» Assignment
Go through the entries below and copy each line that holds the word "title".

» Records shown
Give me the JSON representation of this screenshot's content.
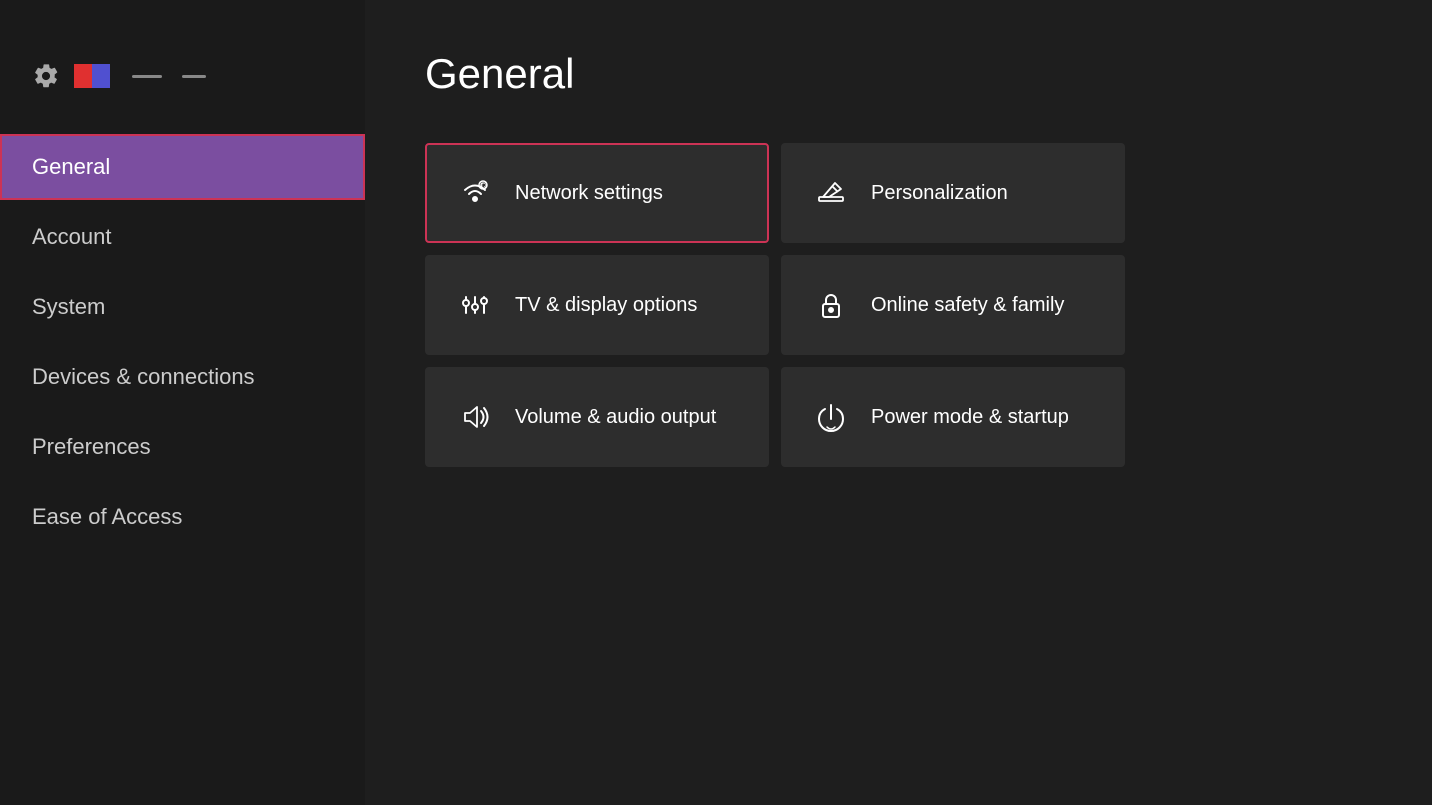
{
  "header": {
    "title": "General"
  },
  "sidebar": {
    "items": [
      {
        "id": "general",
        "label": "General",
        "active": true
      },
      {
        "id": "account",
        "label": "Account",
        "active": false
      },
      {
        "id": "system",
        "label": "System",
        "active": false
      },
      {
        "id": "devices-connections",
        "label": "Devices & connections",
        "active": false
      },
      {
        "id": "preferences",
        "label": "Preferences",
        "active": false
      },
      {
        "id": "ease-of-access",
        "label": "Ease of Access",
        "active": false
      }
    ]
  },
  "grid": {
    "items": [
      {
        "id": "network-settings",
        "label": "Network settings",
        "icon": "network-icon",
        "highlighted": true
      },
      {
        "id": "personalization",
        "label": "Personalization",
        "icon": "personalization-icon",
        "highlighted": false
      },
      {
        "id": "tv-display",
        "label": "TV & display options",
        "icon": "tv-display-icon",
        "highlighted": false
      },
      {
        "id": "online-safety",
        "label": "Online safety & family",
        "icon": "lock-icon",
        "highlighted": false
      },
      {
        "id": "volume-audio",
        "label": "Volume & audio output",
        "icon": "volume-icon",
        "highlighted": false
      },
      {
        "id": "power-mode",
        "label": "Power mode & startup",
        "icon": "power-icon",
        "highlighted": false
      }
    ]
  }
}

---

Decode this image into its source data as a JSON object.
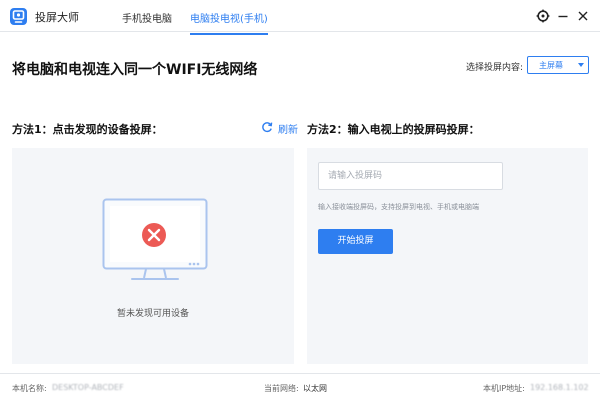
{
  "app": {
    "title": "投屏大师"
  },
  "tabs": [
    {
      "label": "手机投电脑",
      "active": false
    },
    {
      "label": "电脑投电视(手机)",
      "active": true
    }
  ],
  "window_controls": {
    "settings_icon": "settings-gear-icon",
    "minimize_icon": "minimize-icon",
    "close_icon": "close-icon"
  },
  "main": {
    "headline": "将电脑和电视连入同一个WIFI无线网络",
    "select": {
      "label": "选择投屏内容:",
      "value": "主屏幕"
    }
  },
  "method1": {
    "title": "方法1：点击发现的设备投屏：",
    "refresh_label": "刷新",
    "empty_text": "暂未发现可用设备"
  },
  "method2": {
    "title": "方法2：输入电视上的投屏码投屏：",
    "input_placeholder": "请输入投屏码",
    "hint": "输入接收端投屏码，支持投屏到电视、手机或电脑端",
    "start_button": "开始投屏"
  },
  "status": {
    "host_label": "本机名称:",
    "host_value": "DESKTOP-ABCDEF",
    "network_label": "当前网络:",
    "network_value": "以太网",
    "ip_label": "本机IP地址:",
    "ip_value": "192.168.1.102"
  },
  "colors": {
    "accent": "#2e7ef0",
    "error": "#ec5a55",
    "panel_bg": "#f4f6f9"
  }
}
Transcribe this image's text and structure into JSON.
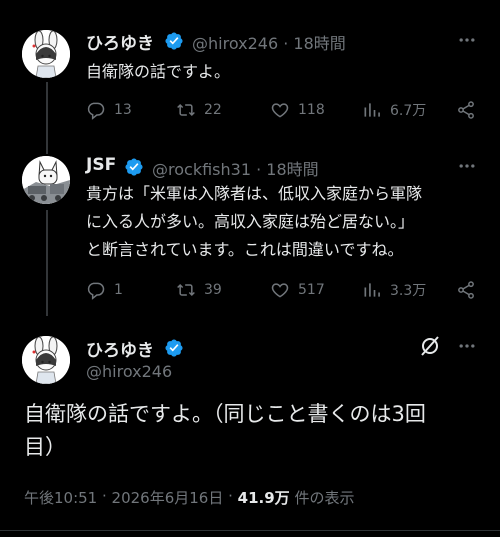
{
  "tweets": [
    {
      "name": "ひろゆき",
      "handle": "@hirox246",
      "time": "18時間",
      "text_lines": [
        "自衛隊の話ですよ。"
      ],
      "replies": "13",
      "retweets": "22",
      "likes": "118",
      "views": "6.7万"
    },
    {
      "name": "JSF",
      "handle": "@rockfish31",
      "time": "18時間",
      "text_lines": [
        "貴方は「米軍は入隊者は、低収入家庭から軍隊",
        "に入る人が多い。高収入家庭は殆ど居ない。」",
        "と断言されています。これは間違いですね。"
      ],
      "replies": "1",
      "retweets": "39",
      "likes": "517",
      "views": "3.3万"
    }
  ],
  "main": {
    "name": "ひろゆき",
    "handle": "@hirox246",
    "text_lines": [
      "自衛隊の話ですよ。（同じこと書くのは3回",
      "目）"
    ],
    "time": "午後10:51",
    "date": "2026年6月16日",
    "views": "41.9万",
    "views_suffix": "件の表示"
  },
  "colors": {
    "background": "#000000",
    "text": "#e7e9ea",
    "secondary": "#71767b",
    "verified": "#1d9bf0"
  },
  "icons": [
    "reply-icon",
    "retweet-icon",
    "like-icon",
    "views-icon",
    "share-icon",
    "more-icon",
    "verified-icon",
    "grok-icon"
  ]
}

» Response area
    "title": "General"
    "title": "投屏大师"
    "title": "方法1：点击发现的设备投屏：",
    "title": "方法2：输入电视上的投屏码投屏：",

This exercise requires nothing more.